A patchwork solution was found at this year's T20 World Cup, when he was shifted to the middle order, thereby allowing him to get his eye in before unleashing. This worked well in the first round, though he was unable to perform come the World Cup proper.
Here though, on a surface that wasn't offering much by way of lateral movement, Avishka's weaknesses were never likely to be tested. And so, he proceeded to wreak havoc on the Giants from the top of the order. His only real false shots came for his first boundary - a sliced drive on the up that ended up flying over the slip cordon - and his dismissal in the final over - top-edging a wide full toss to cover. In between he unleashed 10 fours and four sixes - two of which came off a Karunaratne over, the 18th of the innings, which he single-handedly plundered for 22.
At the other end was Gurbaz, who at times put even Avishka's belligerence in the shade. His knock though owed debt of gratitude to lady luck; twice he was dropped, both of which were relatively straightforward, if not exactly easy, chances. He took a particular liking to Lahiru Samarakoon, playing his first game of the tournament, taking him for two monster sixes down the ground in an 18-run eighth over.

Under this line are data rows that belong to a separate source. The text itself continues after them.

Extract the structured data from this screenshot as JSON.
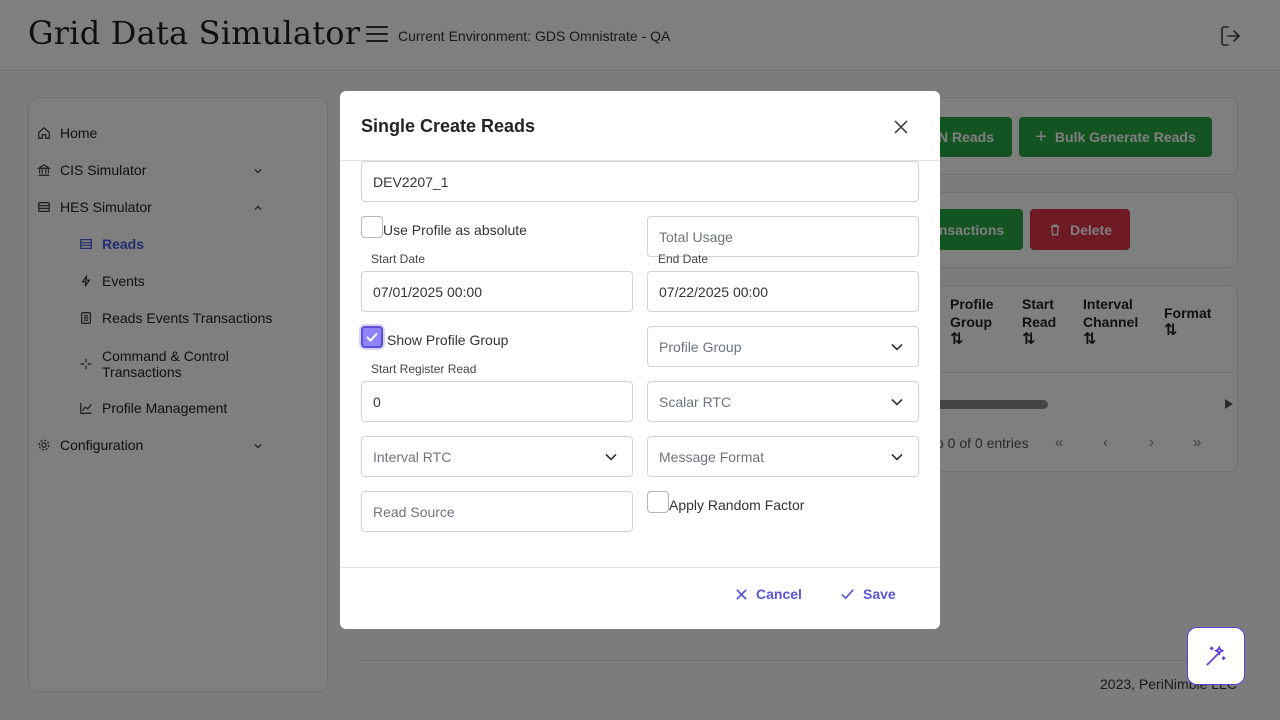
{
  "header": {
    "app_title": "Grid Data Simulator",
    "environment": "Current Environment: GDS Omnistrate - QA"
  },
  "sidebar": {
    "items": [
      {
        "label": "Home"
      },
      {
        "label": "CIS Simulator"
      },
      {
        "label": "HES Simulator"
      },
      {
        "label": "Reads"
      },
      {
        "label": "Events"
      },
      {
        "label": "Reads Events Transactions"
      },
      {
        "label": "Command & Control Transactions"
      },
      {
        "label": "Profile Management"
      },
      {
        "label": "Configuration"
      }
    ]
  },
  "page": {
    "actions": {
      "generate_n_reads_visible": "N Reads",
      "bulk_generate_reads": "Bulk Generate Reads",
      "transactions_visible": "nsactions",
      "delete": "Delete"
    },
    "table": {
      "headers": [
        "Profile Group",
        "Start Read",
        "Interval Channel",
        "Format"
      ]
    },
    "pagination_text": "o 0 of 0 entries",
    "pager_icons": [
      "first-page-icon",
      "prev-page-icon",
      "next-page-icon",
      "last-page-icon"
    ],
    "footer": "2023, PeriNimble LLC"
  },
  "modal": {
    "title": "Single Create Reads",
    "device_id": "DEV2207_1",
    "use_profile_absolute": {
      "label": "Use Profile as absolute",
      "checked": false
    },
    "total_usage": {
      "placeholder": "Total Usage"
    },
    "start_date": {
      "label": "Start Date",
      "value": "07/01/2025 00:00"
    },
    "end_date": {
      "label": "End Date",
      "value": "07/22/2025 00:00"
    },
    "show_profile_group": {
      "label": "Show Profile Group",
      "checked": true
    },
    "profile_group": {
      "placeholder": "Profile Group"
    },
    "start_register_read": {
      "label": "Start Register Read",
      "value": "0"
    },
    "scalar_rtc": {
      "placeholder": "Scalar RTC"
    },
    "interval_rtc": {
      "placeholder": "Interval RTC"
    },
    "message_format": {
      "placeholder": "Message Format"
    },
    "read_source": {
      "placeholder": "Read Source"
    },
    "apply_random_factor": {
      "label": "Apply Random Factor",
      "checked": false
    },
    "cancel_label": "Cancel",
    "save_label": "Save"
  },
  "colors": {
    "accent": "#5a55d8",
    "green": "#28a745",
    "red": "#dc3545",
    "active_nav": "#3b5bdb"
  }
}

Though the pick of the shots was undoubtedly a skip down the track to hit Imran Tahir for a six that brought up his 50 off the just 28 balls. A hamstring injury briefly halted his innings, and he was out caught shortly after; the Kings will be hoping he'll be back and ready for the final.

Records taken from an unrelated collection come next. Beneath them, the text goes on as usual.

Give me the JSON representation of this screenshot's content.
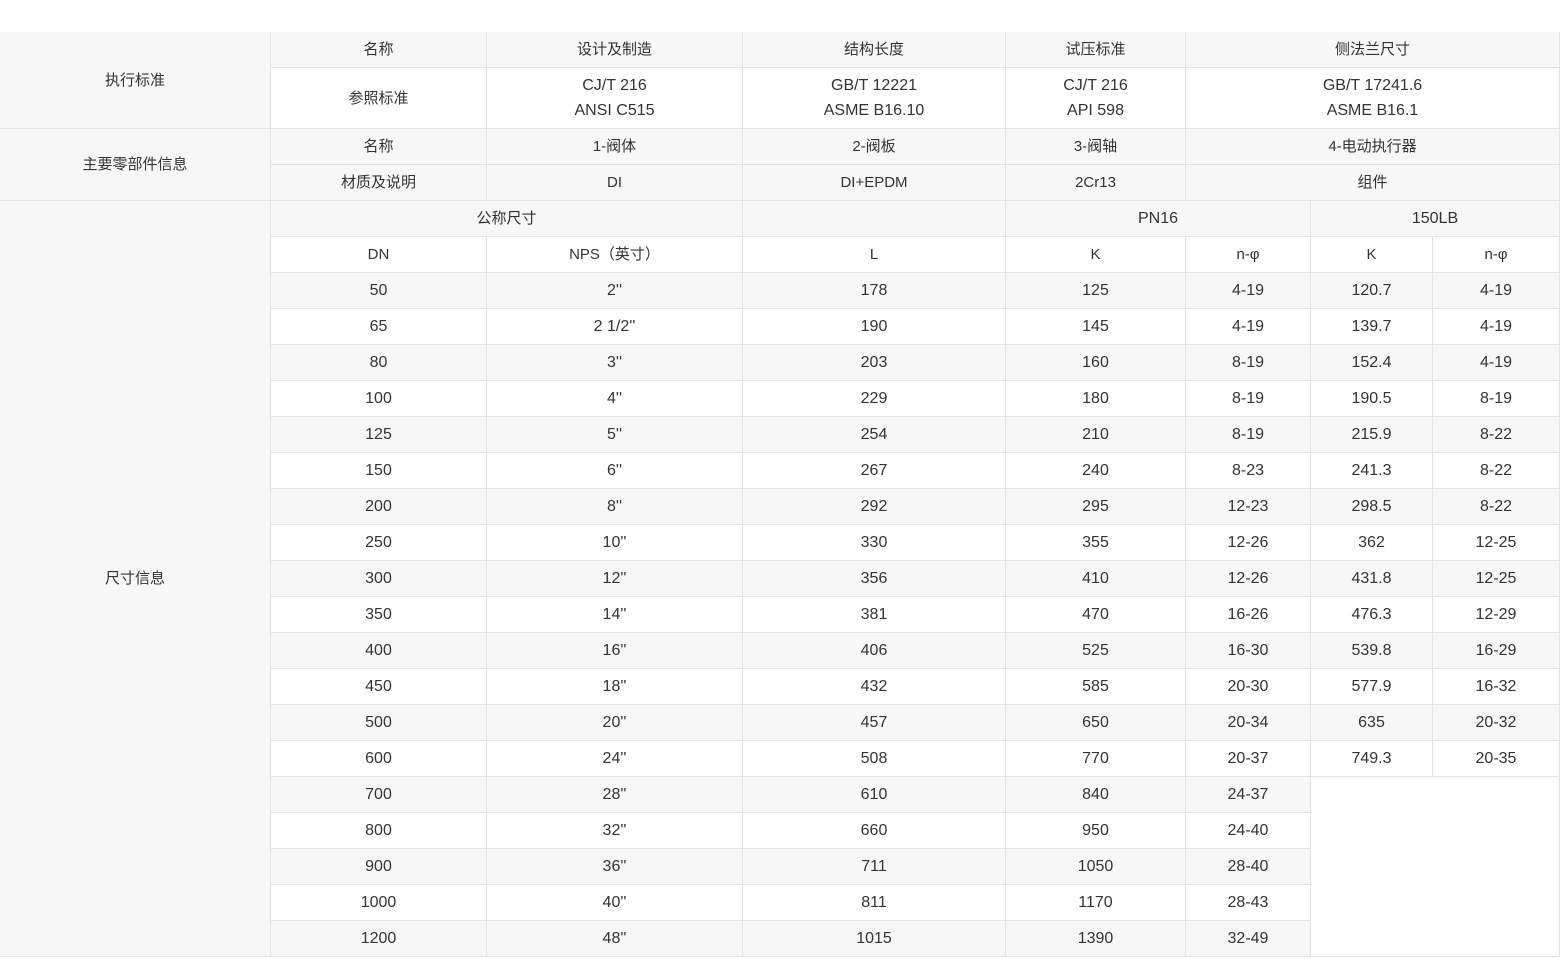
{
  "colors": {
    "border": "#e2e2e2",
    "row_shade": "#f7f7f7",
    "text": "#333333"
  },
  "table": {
    "sections": {
      "standards": "执行标准",
      "parts": "主要零部件信息",
      "dimensions": "尺寸信息"
    },
    "standards": {
      "header": [
        "名称",
        "设计及制造",
        "结构长度",
        "试压标准",
        "侧法兰尺寸"
      ],
      "reference": {
        "label": "参照标准",
        "cells": [
          [
            "CJ/T 216",
            "ANSI C515"
          ],
          [
            "GB/T 12221",
            "ASME B16.10"
          ],
          [
            "CJ/T 216",
            "API 598"
          ],
          [
            "GB/T 17241.6",
            "ASME B16.1"
          ]
        ]
      }
    },
    "parts": {
      "names": [
        "名称",
        "1-阀体",
        "2-阀板",
        "3-阀轴",
        "4-电动执行器"
      ],
      "materials": [
        "材质及说明",
        "DI",
        "DI+EPDM",
        "2Cr13",
        "组件"
      ]
    },
    "dimensions": {
      "group_header": {
        "nominal": "公称尺寸",
        "length": "",
        "pn16": "PN16",
        "lb150": "150LB"
      },
      "columns": [
        "DN",
        "NPS（英寸）",
        "L",
        "K",
        "n-φ",
        "K",
        "n-φ"
      ],
      "rows": [
        [
          "50",
          "2''",
          "178",
          "125",
          "4-19",
          "120.7",
          "4-19"
        ],
        [
          "65",
          "2  1/2''",
          "190",
          "145",
          "4-19",
          "139.7",
          "4-19"
        ],
        [
          "80",
          "3''",
          "203",
          "160",
          "8-19",
          "152.4",
          "4-19"
        ],
        [
          "100",
          "4''",
          "229",
          "180",
          "8-19",
          "190.5",
          "8-19"
        ],
        [
          "125",
          "5''",
          "254",
          "210",
          "8-19",
          "215.9",
          "8-22"
        ],
        [
          "150",
          "6''",
          "267",
          "240",
          "8-23",
          "241.3",
          "8-22"
        ],
        [
          "200",
          "8''",
          "292",
          "295",
          "12-23",
          "298.5",
          "8-22"
        ],
        [
          "250",
          "10''",
          "330",
          "355",
          "12-26",
          "362",
          "12-25"
        ],
        [
          "300",
          "12''",
          "356",
          "410",
          "12-26",
          "431.8",
          "12-25"
        ],
        [
          "350",
          "14''",
          "381",
          "470",
          "16-26",
          "476.3",
          "12-29"
        ],
        [
          "400",
          "16''",
          "406",
          "525",
          "16-30",
          "539.8",
          "16-29"
        ],
        [
          "450",
          "18''",
          "432",
          "585",
          "20-30",
          "577.9",
          "16-32"
        ],
        [
          "500",
          "20''",
          "457",
          "650",
          "20-34",
          "635",
          "20-32"
        ],
        [
          "600",
          "24''",
          "508",
          "770",
          "20-37",
          "749.3",
          "20-35"
        ],
        [
          "700",
          "28''",
          "610",
          "840",
          "24-37"
        ],
        [
          "800",
          "32''",
          "660",
          "950",
          "24-40"
        ],
        [
          "900",
          "36''",
          "711",
          "1050",
          "28-40"
        ],
        [
          "1000",
          "40''",
          "811",
          "1170",
          "28-43"
        ],
        [
          "1200",
          "48''",
          "1015",
          "1390",
          "32-49"
        ]
      ]
    }
  }
}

Karunaratne meanwhile was the lone shining light for Dambulla. His savaging of the Kings bowlers, particularly Thisara Perera who he took for 21 towards the end of the innings, was never going to be enough considering the dire situation the Giants had found themselves in when he arrived at the crease, but it nevertheless brought about a sense of respectability to the final result, and probably more than a tinge of regret in the top and middle order. It was however a welcome reminder for Sri Lanka's selectors about what this man is capable of.
It's hard to pinpoint a turning point in a game in which two batters are responsible for 80% of the runs scored in a single innings. However, the Giants will no doubt be asking themselves what might have been had they held on to the chances off Gurbaz, or simply been a little bit better in the field. More than once, there were half chances at runouts which were not capitalised on, while the misfield count surpassed the wicket tally.
By contrast the Kings were on it from the get-go. While Tahir was dropping a skier from Gurbaz, there was Wanindu Hasaranga sprinting 40 metres and diving forward at full pelt to hold on to a similar chance offered by Salt.